So \delta(a_n) \in J, i.e. J is a non-zero \delta-ideal of A. Therefore J=A, because A is \delta-simple. So 1 \in J, i.e. there exists g(x)=x^n + b_{n-1}x^{n-1} + \cdots + b_0 \in I. Finally let a \in A. Now, ga - ag, which is an element of I, is a polynomial of degree at most n-1 and the coefficient of x^{n-1} is b_{n-1}a - ab_{n-1} + n \delta(a), which has to be zero because of the minimality of n. Thus, since \text{char}(k)=0, we may let c=\frac{b_{n-1}}{n} to get \delta(a)=ca-ac. That means \delta is inner. Contradiction! \Box

Lemma. If A is simple and \delta = \frac{d}{dx}, then A[x] is \delta-simple.

Proof. Let I \neq \{0\} be a \delta-ideal of A[x]. Let f=\sum_{i=0}^n a_ix^i, \ a_n \neq 0, be an element of I of the least degree. Suppose n > 0. Then, since I is a \delta-ideal, we must have \frac{df}{dx}=\sum_{i=0}^{n-1}ia_ix^{i-1} \in I. Hence na_{n-1}=0, by the minimality of n, and thus a_n=0 because \text{char}(k)=0.  This contradiction shows that n=0 and so f=a_0 \in A \cap I. Hence Aa_0A \subseteq I because I is an ideal of A[x] and A \subset A[x]. But A is simple and so Aa_0A = A, i.e. 1 \in Aa_0A \subseteq I and thus I=A[x]. \Box

Definition 5. The algebra A[x][y, \frac{d}{dx}] is called the first Weyl algebra over A and is denoted by \mathcal{A}_1(A). Inductively, for n \geq 2, we define \mathcal{A}_n(A)=\mathcal{A}_1(\mathcal{A}_{n-1}(A)) and we call \mathcal{A}_n(A) the nth Weyl algebra over A.

Example 3. If A is simple, then \mathcal{A}_n(A) is simple for all n. In particular, \mathcal{A}_n(k) is simple.

Proof. By Remark 3 in part (1), \delta = \frac{d}{dx} is a non-inner derivation of A[x]. So, \mathcal{A}_1(A) is simple by the above lemma and Example 2 in part (1). The proof is now completed by induction over n. \Box
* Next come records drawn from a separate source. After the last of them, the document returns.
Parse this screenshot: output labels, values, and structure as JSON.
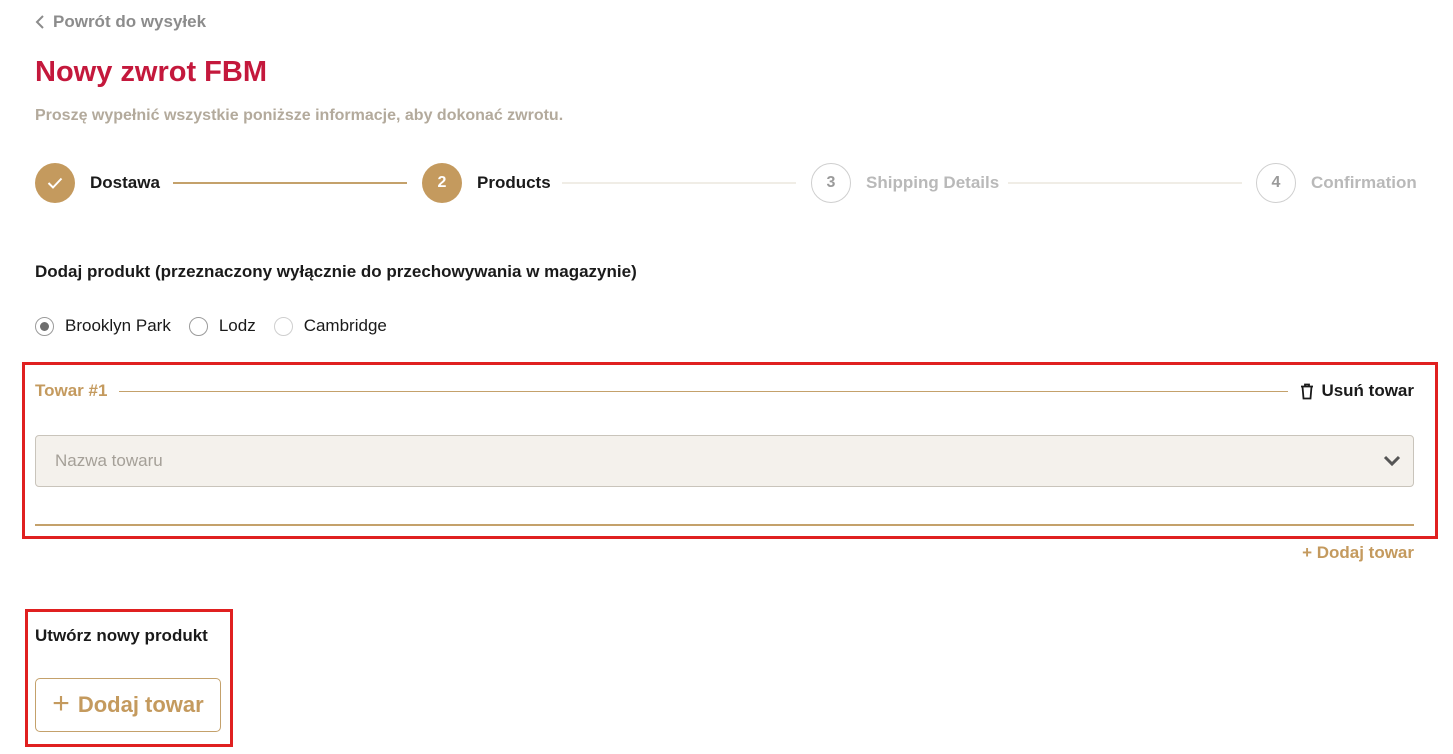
{
  "nav": {
    "back_label": "Powrót do wysyłek"
  },
  "header": {
    "title": "Nowy zwrot FBM",
    "subtitle": "Proszę wypełnić wszystkie poniższe informacje, aby dokonać zwrotu."
  },
  "stepper": {
    "steps": [
      {
        "number": "",
        "label": "Dostawa",
        "state": "done"
      },
      {
        "number": "2",
        "label": "Products",
        "state": "active"
      },
      {
        "number": "3",
        "label": "Shipping Details",
        "state": "pending"
      },
      {
        "number": "4",
        "label": "Confirmation",
        "state": "pending"
      }
    ]
  },
  "product_section": {
    "label": "Dodaj produkt (przeznaczony wyłącznie do przechowywania w magazynie)",
    "warehouses": [
      {
        "label": "Brooklyn Park",
        "checked": true
      },
      {
        "label": "Lodz",
        "checked": false
      },
      {
        "label": "Cambridge",
        "checked": false
      }
    ]
  },
  "item": {
    "title": "Towar #1",
    "remove_label": "Usuń towar",
    "select_placeholder": "Nazwa towaru"
  },
  "add_item_link": "+ Dodaj towar",
  "create_section": {
    "label": "Utwórz nowy produkt",
    "button_label": "Dodaj towar"
  },
  "colors": {
    "brand_red": "#c4183c",
    "accent_gold": "#c49a5e",
    "highlight": "#e02020"
  }
}
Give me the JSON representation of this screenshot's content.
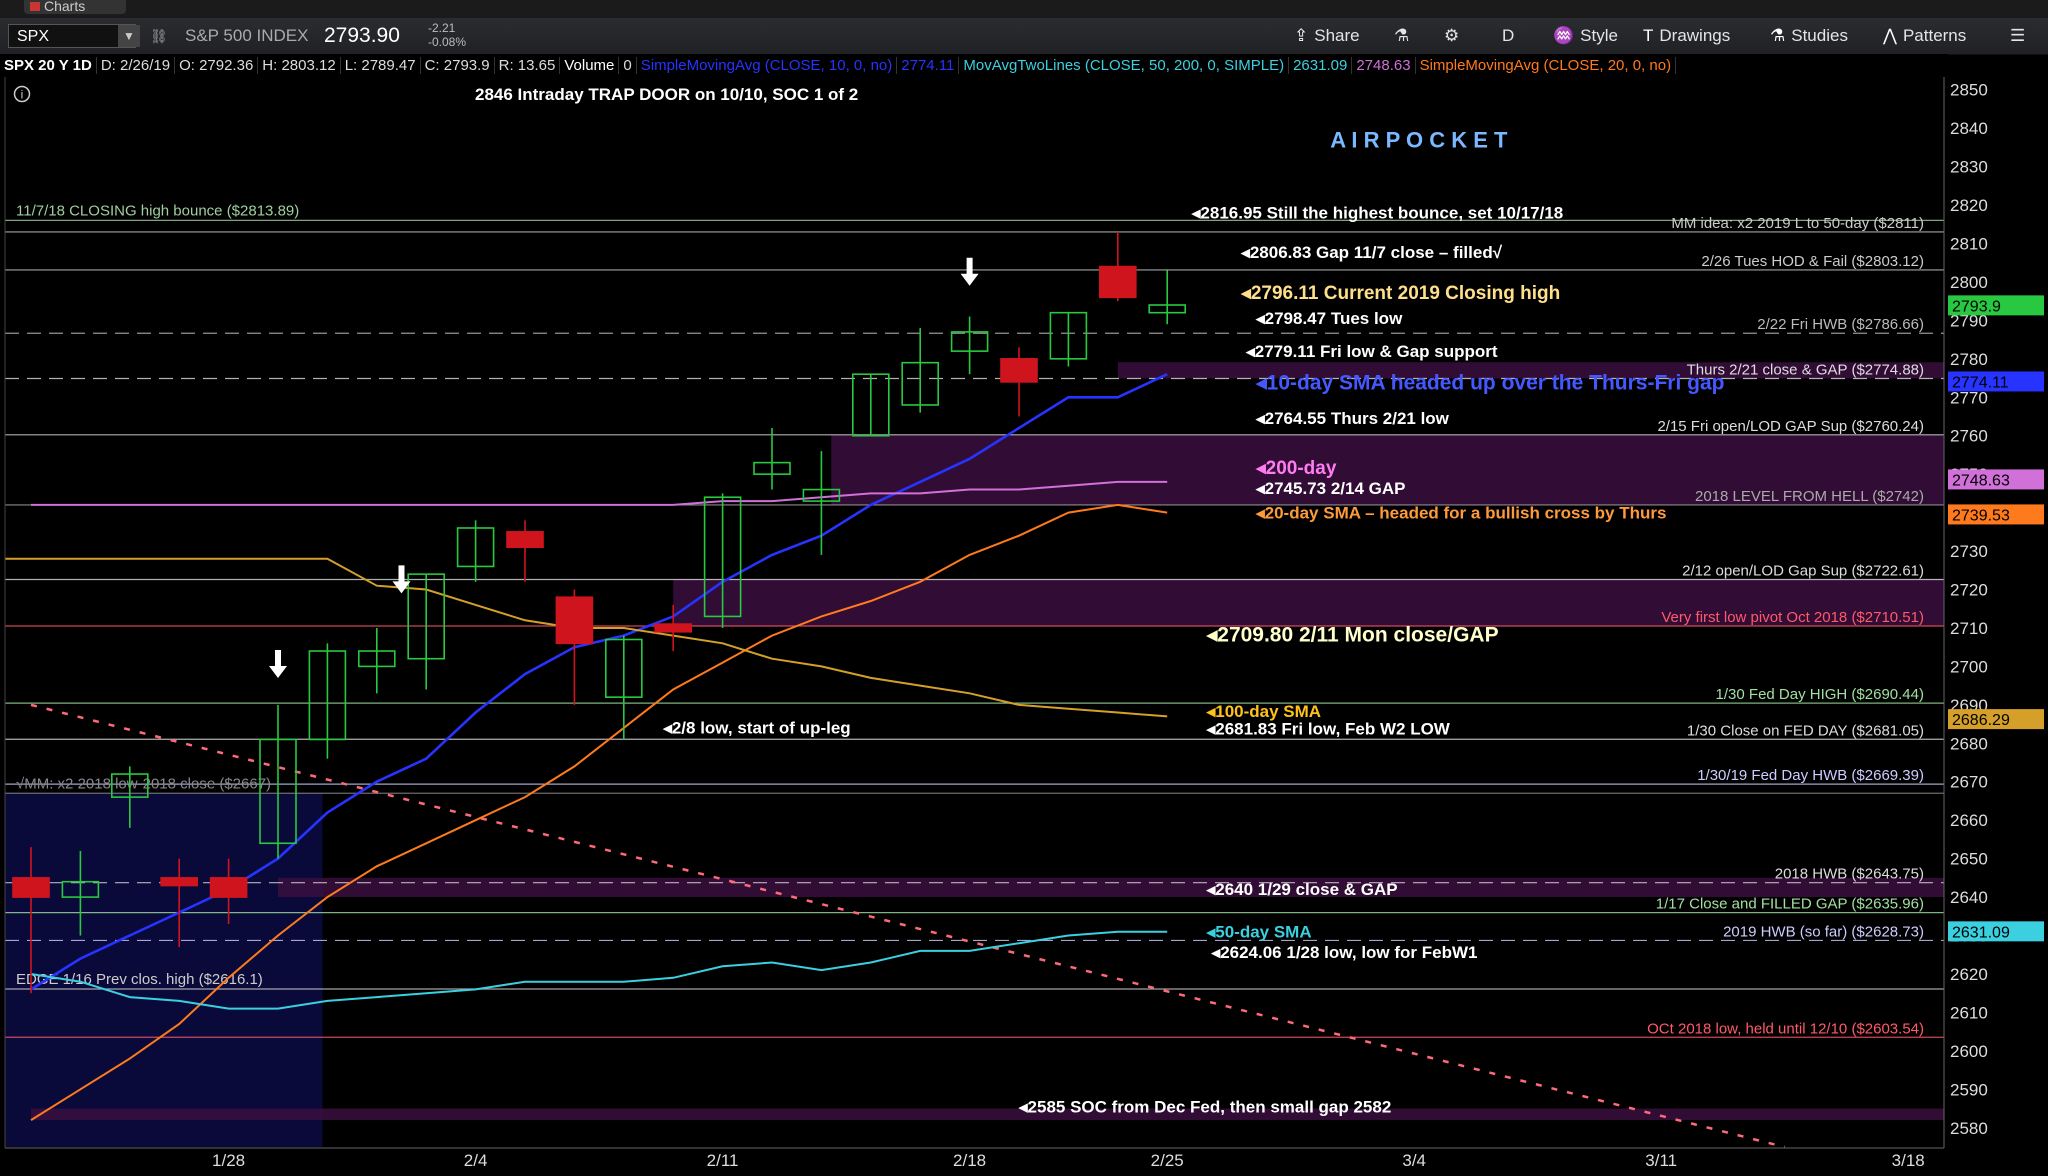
{
  "app": {
    "tab_label": "Charts"
  },
  "toolbar": {
    "symbol": "SPX",
    "index_name": "S&P 500 INDEX",
    "last": "2793.90",
    "change": "-2.21",
    "change_pct": "-0.08%",
    "share": "Share",
    "period": "D",
    "style": "Style",
    "drawings": "Drawings",
    "studies": "Studies",
    "patterns": "Patterns"
  },
  "infobar": {
    "title": "SPX 20 Y 1D",
    "date": "D: 2/26/19",
    "open": "O: 2792.36",
    "high": "H: 2803.12",
    "low": "L: 2789.47",
    "close": "C: 2793.9",
    "range": "R: 13.65",
    "volume_label": "Volume",
    "volume": "0",
    "sma10": "SimpleMovingAvg (CLOSE, 10, 0, no)",
    "sma10_val": "2774.11",
    "mavg2": "MovAvgTwoLines (CLOSE, 50, 200, 0, SIMPLE)",
    "mavg2_v1": "2631.09",
    "mavg2_v2": "2748.63",
    "sma20": "SimpleMovingAvg (CLOSE, 20, 0, no)"
  },
  "header_note": "2846 Intraday TRAP DOOR on 10/10, SOC 1 of 2",
  "colors": {
    "up": "#28c840",
    "down": "#d0141e",
    "sma10": "#2733ff",
    "sma20": "#ff7a1c",
    "sma50": "#3ad0e0",
    "sma100": "#d4a02a",
    "sma200": "#d070d8",
    "zone": "#3a0f40"
  },
  "chart_data": {
    "type": "candlestick",
    "ylim": [
      2575,
      2852
    ],
    "y_ticks": [
      2580,
      2590,
      2600,
      2610,
      2620,
      2630,
      2640,
      2650,
      2660,
      2670,
      2680,
      2690,
      2700,
      2710,
      2720,
      2730,
      2740,
      2750,
      2760,
      2770,
      2780,
      2790,
      2800,
      2810,
      2820,
      2830,
      2840,
      2850
    ],
    "x_labels": [
      {
        "label": "1/28",
        "i": 4
      },
      {
        "label": "2/4",
        "i": 9
      },
      {
        "label": "2/11",
        "i": 14
      },
      {
        "label": "2/18",
        "i": 19
      },
      {
        "label": "2/25",
        "i": 23
      },
      {
        "label": "3/4",
        "i": 28
      },
      {
        "label": "3/11",
        "i": 33
      },
      {
        "label": "3/18",
        "i": 38
      }
    ],
    "candles": [
      {
        "d": "1/22",
        "o": 2645,
        "h": 2653,
        "l": 2615,
        "c": 2640
      },
      {
        "d": "1/23",
        "o": 2640,
        "h": 2652,
        "l": 2630,
        "c": 2644
      },
      {
        "d": "1/24",
        "o": 2666,
        "h": 2674,
        "l": 2658,
        "c": 2672
      },
      {
        "d": "1/25",
        "o": 2645,
        "h": 2650,
        "l": 2627,
        "c": 2643
      },
      {
        "d": "1/28",
        "o": 2645,
        "h": 2650,
        "l": 2633,
        "c": 2640
      },
      {
        "d": "1/29",
        "o": 2654,
        "h": 2690,
        "l": 2650,
        "c": 2681
      },
      {
        "d": "1/30",
        "o": 2681,
        "h": 2706,
        "l": 2676,
        "c": 2704
      },
      {
        "d": "1/31",
        "o": 2700,
        "h": 2710,
        "l": 2693,
        "c": 2704
      },
      {
        "d": "2/1",
        "o": 2702,
        "h": 2724,
        "l": 2694,
        "c": 2724
      },
      {
        "d": "2/4",
        "o": 2726,
        "h": 2738,
        "l": 2722,
        "c": 2736
      },
      {
        "d": "2/5",
        "o": 2735,
        "h": 2738,
        "l": 2722,
        "c": 2731
      },
      {
        "d": "2/6",
        "o": 2718,
        "h": 2720,
        "l": 2690,
        "c": 2706
      },
      {
        "d": "2/7",
        "o": 2692,
        "h": 2708,
        "l": 2681,
        "c": 2707
      },
      {
        "d": "2/8",
        "o": 2711,
        "h": 2716,
        "l": 2704,
        "c": 2709
      },
      {
        "d": "2/11",
        "o": 2713,
        "h": 2745,
        "l": 2710,
        "c": 2744
      },
      {
        "d": "2/12",
        "o": 2750,
        "h": 2762,
        "l": 2746,
        "c": 2753
      },
      {
        "d": "2/13",
        "o": 2743,
        "h": 2756,
        "l": 2729,
        "c": 2746
      },
      {
        "d": "2/15",
        "o": 2760,
        "h": 2776,
        "l": 2760,
        "c": 2776
      },
      {
        "d": "2/19",
        "o": 2768,
        "h": 2788,
        "l": 2766,
        "c": 2779
      },
      {
        "d": "2/20",
        "o": 2782,
        "h": 2791,
        "l": 2776,
        "c": 2787
      },
      {
        "d": "2/21",
        "o": 2780,
        "h": 2783,
        "l": 2765,
        "c": 2774
      },
      {
        "d": "2/22",
        "o": 2780,
        "h": 2792,
        "l": 2778,
        "c": 2792
      },
      {
        "d": "2/25",
        "o": 2804,
        "h": 2813,
        "l": 2795,
        "c": 2796
      },
      {
        "d": "2/26",
        "o": 2792,
        "h": 2803,
        "l": 2789,
        "c": 2794
      }
    ],
    "series": [
      {
        "name": "10-day SMA",
        "values": [
          2616,
          2624,
          2630,
          2636,
          2642,
          2650,
          2662,
          2670,
          2676,
          2688,
          2698,
          2705,
          2708,
          2713,
          2722,
          2729,
          2734,
          2742,
          2748,
          2754,
          2762,
          2770,
          2770,
          2776
        ]
      },
      {
        "name": "20-day SMA",
        "values": [
          2582,
          2590,
          2598,
          2607,
          2619,
          2630,
          2640,
          2648,
          2654,
          2660,
          2666,
          2674,
          2684,
          2694,
          2701,
          2708,
          2713,
          2717,
          2722,
          2729,
          2734,
          2740,
          2742,
          2740
        ]
      },
      {
        "name": "50-day SMA",
        "values": [
          2620,
          2618,
          2614,
          2613,
          2611,
          2611,
          2613,
          2614,
          2615,
          2616,
          2618,
          2618,
          2618,
          2619,
          2622,
          2623,
          2621,
          2623,
          2626,
          2626,
          2628,
          2630,
          2631,
          2631
        ]
      },
      {
        "name": "100-day SMA",
        "values": [
          2728,
          2721,
          2720,
          2716,
          2712,
          2710,
          2710,
          2708,
          2706,
          2702,
          2700,
          2697,
          2695,
          2693,
          2690,
          2689,
          2688,
          2687
        ]
      },
      {
        "name": "200-day SMA",
        "values": [
          2742,
          2742,
          2742,
          2742,
          2742,
          2742,
          2742,
          2742,
          2742,
          2742,
          2742,
          2742,
          2742,
          2742,
          2743,
          2743,
          2744,
          2745,
          2745,
          2746,
          2746,
          2747,
          2748,
          2748
        ]
      }
    ],
    "price_tags": [
      {
        "v": 2793.9,
        "text": "2793.9",
        "color": "#28c840"
      },
      {
        "v": 2774.11,
        "text": "2774.11",
        "color": "#2733ff"
      },
      {
        "v": 2748.63,
        "text": "2748.63",
        "color": "#d070d8"
      },
      {
        "v": 2739.53,
        "text": "2739.53",
        "color": "#ff7a1c"
      },
      {
        "v": 2686.29,
        "text": "2686.29",
        "color": "#d4a02a"
      },
      {
        "v": 2631.09,
        "text": "2631.09",
        "color": "#3ad0e0"
      }
    ],
    "hlines": [
      {
        "v": 2816,
        "color": "#9fcf9f",
        "dash": false,
        "label": "11/7/18 CLOSING high bounce ($2813.89)",
        "side": "left"
      },
      {
        "v": 2813,
        "color": "#cccccc",
        "dash": false,
        "label": "MM idea: x2 2019 L to 50-day ($2811)",
        "side": "right"
      },
      {
        "v": 2803.12,
        "color": "#cccccc",
        "dash": false,
        "label": "2/26 Tues HOD & Fail ($2803.12)",
        "side": "right"
      },
      {
        "v": 2786.66,
        "color": "#bbbbbb",
        "dash": true,
        "label": "2/22 Fri HWB ($2786.66)",
        "side": "right"
      },
      {
        "v": 2774.88,
        "color": "#dddddd",
        "dash": true,
        "label": "Thurs 2/21 close & GAP ($2774.88)",
        "side": "right"
      },
      {
        "v": 2760.24,
        "color": "#dddddd",
        "dash": false,
        "label": "2/15 Fri open/LOD GAP Sup ($2760.24)",
        "side": "right"
      },
      {
        "v": 2742,
        "color": "#aaaaaa",
        "dash": false,
        "label": "2018 LEVEL FROM HELL ($2742)",
        "side": "right"
      },
      {
        "v": 2722.61,
        "color": "#dddddd",
        "dash": false,
        "label": "2/12 open/LOD Gap Sup ($2722.61)",
        "side": "right"
      },
      {
        "v": 2710.51,
        "color": "#ff5a6a",
        "dash": false,
        "label": "Very first low pivot Oct 2018  ($2710.51)",
        "side": "right"
      },
      {
        "v": 2690.44,
        "color": "#a0e0a0",
        "dash": false,
        "label": "1/30 Fed Day HIGH ($2690.44)",
        "side": "right"
      },
      {
        "v": 2681.05,
        "color": "#dddddd",
        "dash": false,
        "label": "1/30  Close on FED DAY ($2681.05)",
        "side": "right"
      },
      {
        "v": 2669.39,
        "color": "#ccccff",
        "dash": false,
        "label": "1/30/19 Fed Day HWB ($2669.39)",
        "side": "right"
      },
      {
        "v": 2667,
        "color": "#888888",
        "dash": false,
        "label": "√MM: x2 2018 low-2018 close ($2667)",
        "side": "left"
      },
      {
        "v": 2643.75,
        "color": "#dddddd",
        "dash": true,
        "label": "2018 HWB  ($2643.75)",
        "side": "right"
      },
      {
        "v": 2635.96,
        "color": "#a0e0a0",
        "dash": false,
        "label": "1/17 Close and FILLED  GAP ($2635.96)",
        "side": "right"
      },
      {
        "v": 2628.73,
        "color": "#ccccff",
        "dash": true,
        "label": "2019 HWB (so far) ($2628.73)",
        "side": "right"
      },
      {
        "v": 2616.1,
        "color": "#cccccc",
        "dash": false,
        "label": "EDGE 1/16 Prev clos. high  ($2616.1)",
        "side": "left"
      },
      {
        "v": 2603.54,
        "color": "#ff5a6a",
        "dash": false,
        "label": "OCt 2018 low, held until 12/10 ($2603.54)",
        "side": "right"
      }
    ],
    "zones": [
      {
        "from": 2774.88,
        "to": 2779.11,
        "start": 22,
        "color": "#3a0f40"
      },
      {
        "from": 2742,
        "to": 2760.24,
        "start": 16.2,
        "color": "#3a0f40"
      },
      {
        "from": 2710.51,
        "to": 2722.61,
        "start": 13,
        "color": "#3a0f40"
      },
      {
        "from": 2640,
        "to": 2645,
        "start": 5,
        "color": "#3a0f40"
      },
      {
        "from": 2582,
        "to": 2585,
        "start": 0,
        "color": "#3a0f40"
      }
    ],
    "blue_box": {
      "from": 2575,
      "to": 2667,
      "end": 5.9
    },
    "annotations": [
      {
        "text": "A I R   P O C K E T",
        "v": 2835,
        "i": 26.3,
        "color": "#7ab8ff",
        "size": 22
      },
      {
        "text": "◂2816.95 Still the highest bounce, set 10/17/18",
        "v": 2816.5,
        "i": 23.5,
        "color": "#ffffff",
        "size": 17
      },
      {
        "text": "◂2806.83 Gap 11/7 close – filled√",
        "v": 2806.2,
        "i": 24.5,
        "color": "#ffffff",
        "size": 17
      },
      {
        "text": "◂2796.11 Current 2019 Closing high",
        "v": 2795.5,
        "i": 24.5,
        "color": "#ffe08a",
        "size": 19
      },
      {
        "text": "◂2798.47 Tues low",
        "v": 2789,
        "i": 24.8,
        "color": "#ffffff",
        "size": 17
      },
      {
        "text": "◂2779.11 Fri low & Gap support",
        "v": 2780.5,
        "i": 24.6,
        "color": "#ffffff",
        "size": 17
      },
      {
        "text": "◂10-day SMA headed up over the Thurs-Fri gap",
        "v": 2772,
        "i": 24.8,
        "color": "#4458ff",
        "size": 21
      },
      {
        "text": "◂2764.55 Thurs 2/21 low",
        "v": 2763,
        "i": 24.8,
        "color": "#ffffff",
        "size": 17
      },
      {
        "text": "◂200-day",
        "v": 2750,
        "i": 24.8,
        "color": "#ff7cf0",
        "size": 19
      },
      {
        "text": "◂2745.73 2/14 GAP",
        "v": 2744.8,
        "i": 24.8,
        "color": "#ffffff",
        "size": 17
      },
      {
        "text": "◂20-day SMA – headed for a bullish cross by Thurs",
        "v": 2738.5,
        "i": 24.8,
        "color": "#ff9a3a",
        "size": 17
      },
      {
        "text": "◂2709.80 2/11 Mon close/GAP",
        "v": 2706.5,
        "i": 23.8,
        "color": "#ffffcc",
        "size": 21
      },
      {
        "text": "◂100-day SMA",
        "v": 2686.8,
        "i": 23.8,
        "color": "#ffc21a",
        "size": 17
      },
      {
        "text": "◂2681.83 Fri low, Feb W2 LOW",
        "v": 2682.3,
        "i": 23.8,
        "color": "#ffffff",
        "size": 17
      },
      {
        "text": "◂2/8 low, start of up-leg",
        "v": 2682.5,
        "i": 12.8,
        "color": "#ffffff",
        "size": 17
      },
      {
        "text": "◂2640 1/29 close & GAP",
        "v": 2640.5,
        "i": 23.8,
        "color": "#ffffff",
        "size": 17
      },
      {
        "text": "◂50-day SMA",
        "v": 2629.5,
        "i": 23.8,
        "color": "#3ad0e0",
        "size": 17
      },
      {
        "text": "◂2624.06 1/28 low, low for FebW1",
        "v": 2624.2,
        "i": 23.9,
        "color": "#ffffff",
        "size": 17
      },
      {
        "text": "◂2585 SOC from Dec Fed, then small gap 2582",
        "v": 2584,
        "i": 20,
        "color": "#ffffff",
        "size": 17
      }
    ],
    "arrows": [
      {
        "i": 5,
        "v": 2697
      },
      {
        "i": 7.5,
        "v": 2719
      },
      {
        "i": 19,
        "v": 2799
      }
    ],
    "trendline": {
      "i0": 0,
      "v0": 2690,
      "i1": 35.5,
      "v1": 2575
    }
  }
}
Example 4. In this example we do not need to assume that \text{char}(k)=0. Let A be a simple ring and k its center. Let B be a simple k-algebra but the center of B may or may not be k. The first part of the corollary in this post shows that A \otimes_k B is simple. This is another way of constructing new simple rings from old ones.